Exercise prompt
The output should be all lines of the entries below in which the word "JSON" occurs.

App and web page records:
────────────────

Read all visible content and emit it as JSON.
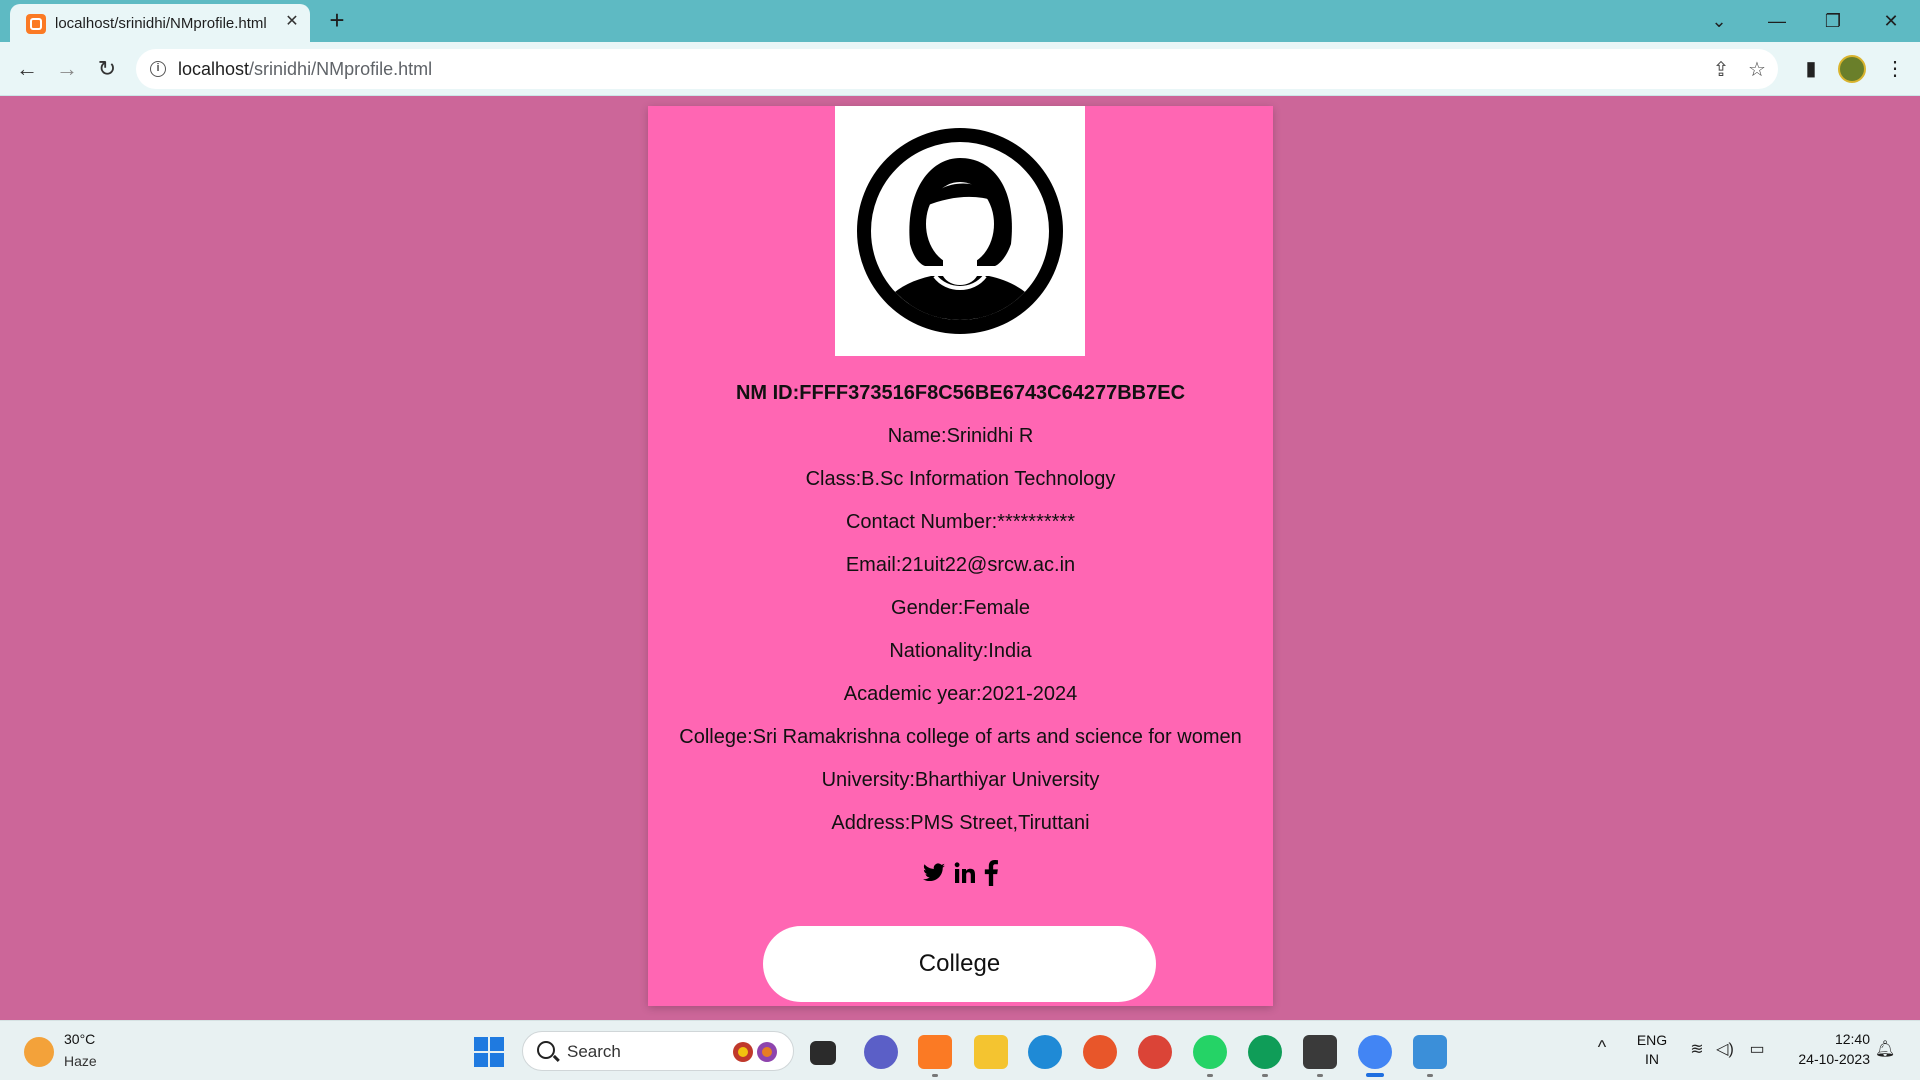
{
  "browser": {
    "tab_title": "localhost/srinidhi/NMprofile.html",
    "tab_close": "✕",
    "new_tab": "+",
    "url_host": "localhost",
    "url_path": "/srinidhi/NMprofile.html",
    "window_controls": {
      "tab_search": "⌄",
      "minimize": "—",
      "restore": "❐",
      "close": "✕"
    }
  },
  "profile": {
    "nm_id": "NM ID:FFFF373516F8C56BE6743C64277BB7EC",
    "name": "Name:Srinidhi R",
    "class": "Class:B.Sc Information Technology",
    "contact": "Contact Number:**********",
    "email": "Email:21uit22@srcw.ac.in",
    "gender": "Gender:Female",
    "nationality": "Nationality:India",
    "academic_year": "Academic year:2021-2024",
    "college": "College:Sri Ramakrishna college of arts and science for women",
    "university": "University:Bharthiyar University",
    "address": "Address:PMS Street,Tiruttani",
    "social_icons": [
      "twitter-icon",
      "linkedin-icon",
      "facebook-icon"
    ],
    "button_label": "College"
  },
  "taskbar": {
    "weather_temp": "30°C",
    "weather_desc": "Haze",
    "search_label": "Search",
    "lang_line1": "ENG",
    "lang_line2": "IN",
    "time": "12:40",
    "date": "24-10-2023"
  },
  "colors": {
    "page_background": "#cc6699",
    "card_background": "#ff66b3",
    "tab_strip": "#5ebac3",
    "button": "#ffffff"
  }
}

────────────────

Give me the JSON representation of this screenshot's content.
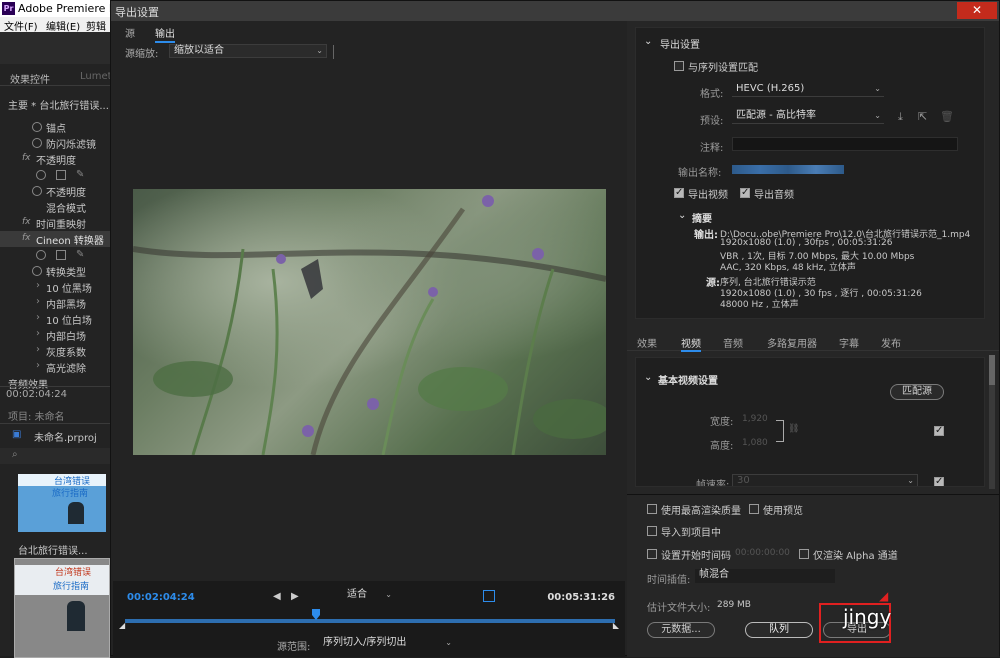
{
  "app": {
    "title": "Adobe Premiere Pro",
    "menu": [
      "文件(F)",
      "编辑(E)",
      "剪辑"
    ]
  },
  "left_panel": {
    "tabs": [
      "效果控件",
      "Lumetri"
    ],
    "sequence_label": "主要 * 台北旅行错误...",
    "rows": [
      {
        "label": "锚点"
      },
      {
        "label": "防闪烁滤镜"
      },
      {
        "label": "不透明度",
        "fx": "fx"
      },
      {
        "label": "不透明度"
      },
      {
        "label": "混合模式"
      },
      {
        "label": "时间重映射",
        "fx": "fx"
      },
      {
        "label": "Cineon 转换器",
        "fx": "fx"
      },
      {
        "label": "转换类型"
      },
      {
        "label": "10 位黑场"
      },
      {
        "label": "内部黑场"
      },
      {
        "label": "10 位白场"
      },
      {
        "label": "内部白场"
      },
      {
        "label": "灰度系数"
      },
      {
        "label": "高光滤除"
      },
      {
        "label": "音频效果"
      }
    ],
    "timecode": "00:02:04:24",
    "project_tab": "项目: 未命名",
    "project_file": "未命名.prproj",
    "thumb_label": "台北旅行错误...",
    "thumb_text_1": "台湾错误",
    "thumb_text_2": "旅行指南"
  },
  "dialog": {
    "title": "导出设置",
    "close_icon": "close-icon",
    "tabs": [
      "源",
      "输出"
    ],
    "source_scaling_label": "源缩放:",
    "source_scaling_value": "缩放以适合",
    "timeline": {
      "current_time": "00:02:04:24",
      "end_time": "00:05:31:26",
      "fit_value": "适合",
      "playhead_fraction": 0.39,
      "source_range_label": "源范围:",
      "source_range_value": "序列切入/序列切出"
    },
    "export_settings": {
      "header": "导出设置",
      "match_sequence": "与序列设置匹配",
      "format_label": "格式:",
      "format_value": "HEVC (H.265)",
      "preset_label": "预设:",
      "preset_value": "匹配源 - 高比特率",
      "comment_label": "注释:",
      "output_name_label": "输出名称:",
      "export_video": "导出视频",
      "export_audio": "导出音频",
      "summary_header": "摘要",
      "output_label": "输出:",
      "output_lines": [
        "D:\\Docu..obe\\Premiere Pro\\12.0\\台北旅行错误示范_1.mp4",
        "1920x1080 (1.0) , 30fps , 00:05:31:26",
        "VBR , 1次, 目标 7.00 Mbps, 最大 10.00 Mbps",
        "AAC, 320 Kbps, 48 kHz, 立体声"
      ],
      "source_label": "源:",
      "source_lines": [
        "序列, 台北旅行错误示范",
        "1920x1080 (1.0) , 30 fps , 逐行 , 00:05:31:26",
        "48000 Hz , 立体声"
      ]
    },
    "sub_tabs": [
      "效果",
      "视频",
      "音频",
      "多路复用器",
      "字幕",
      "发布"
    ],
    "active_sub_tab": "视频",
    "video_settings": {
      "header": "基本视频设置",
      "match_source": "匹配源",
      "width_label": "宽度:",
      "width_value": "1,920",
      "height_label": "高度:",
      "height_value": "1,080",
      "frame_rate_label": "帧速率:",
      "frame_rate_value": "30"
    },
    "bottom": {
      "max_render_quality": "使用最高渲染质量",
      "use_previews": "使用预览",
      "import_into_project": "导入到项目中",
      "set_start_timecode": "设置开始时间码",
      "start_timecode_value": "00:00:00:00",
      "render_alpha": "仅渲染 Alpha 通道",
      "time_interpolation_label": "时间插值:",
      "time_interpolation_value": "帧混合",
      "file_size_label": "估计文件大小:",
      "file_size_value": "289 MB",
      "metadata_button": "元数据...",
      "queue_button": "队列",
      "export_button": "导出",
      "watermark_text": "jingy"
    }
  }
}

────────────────

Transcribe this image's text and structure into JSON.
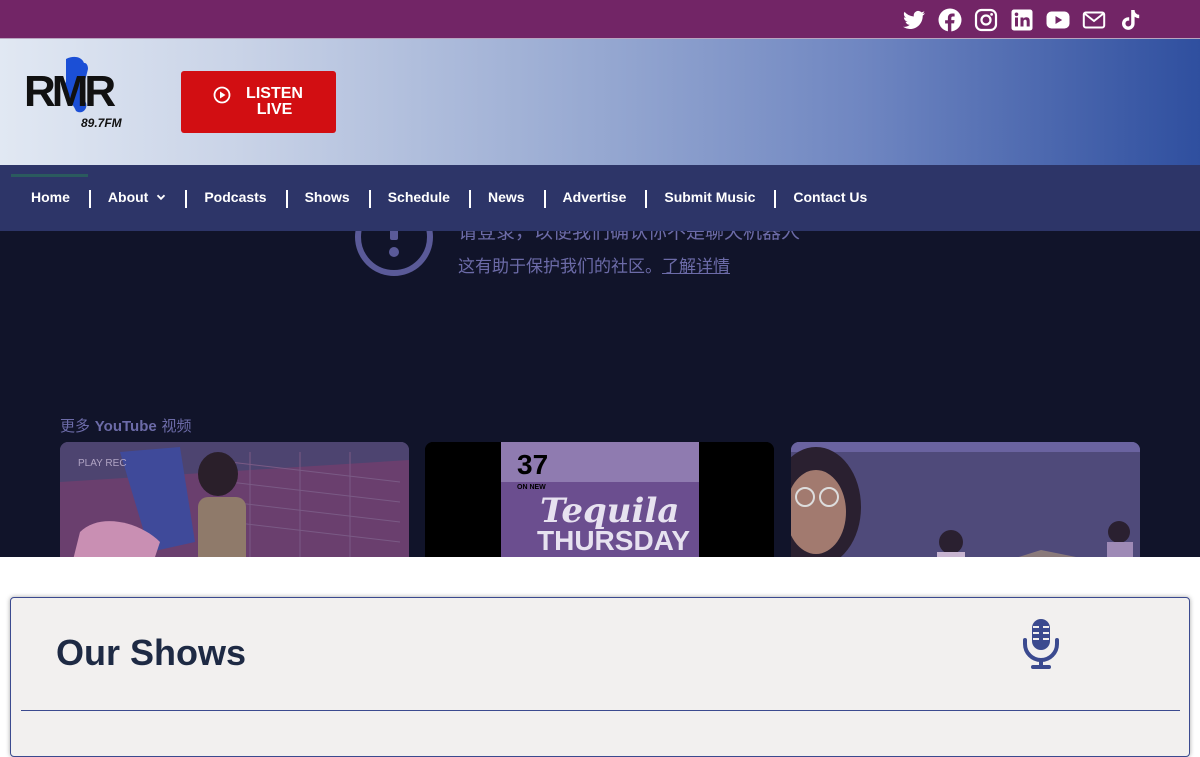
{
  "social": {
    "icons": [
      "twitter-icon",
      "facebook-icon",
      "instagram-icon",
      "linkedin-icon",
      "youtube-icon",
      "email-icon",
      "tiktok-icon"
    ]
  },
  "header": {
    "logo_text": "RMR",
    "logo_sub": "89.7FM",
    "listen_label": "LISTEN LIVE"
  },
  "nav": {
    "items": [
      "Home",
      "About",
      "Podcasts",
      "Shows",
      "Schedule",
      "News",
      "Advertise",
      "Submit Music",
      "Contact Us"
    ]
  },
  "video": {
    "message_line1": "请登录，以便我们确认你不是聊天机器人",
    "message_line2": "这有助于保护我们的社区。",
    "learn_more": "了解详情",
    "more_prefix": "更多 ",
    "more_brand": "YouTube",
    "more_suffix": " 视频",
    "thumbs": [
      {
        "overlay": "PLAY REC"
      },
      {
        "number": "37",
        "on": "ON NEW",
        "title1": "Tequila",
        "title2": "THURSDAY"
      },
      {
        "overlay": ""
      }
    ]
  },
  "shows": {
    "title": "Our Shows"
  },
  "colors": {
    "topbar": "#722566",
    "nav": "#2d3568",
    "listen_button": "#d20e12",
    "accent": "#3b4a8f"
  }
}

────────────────

Finished task
Read all visible content and emit it as JSON.
Give me the JSON representation of this screenshot's content.
Transcribe this image's text and structure into JSON.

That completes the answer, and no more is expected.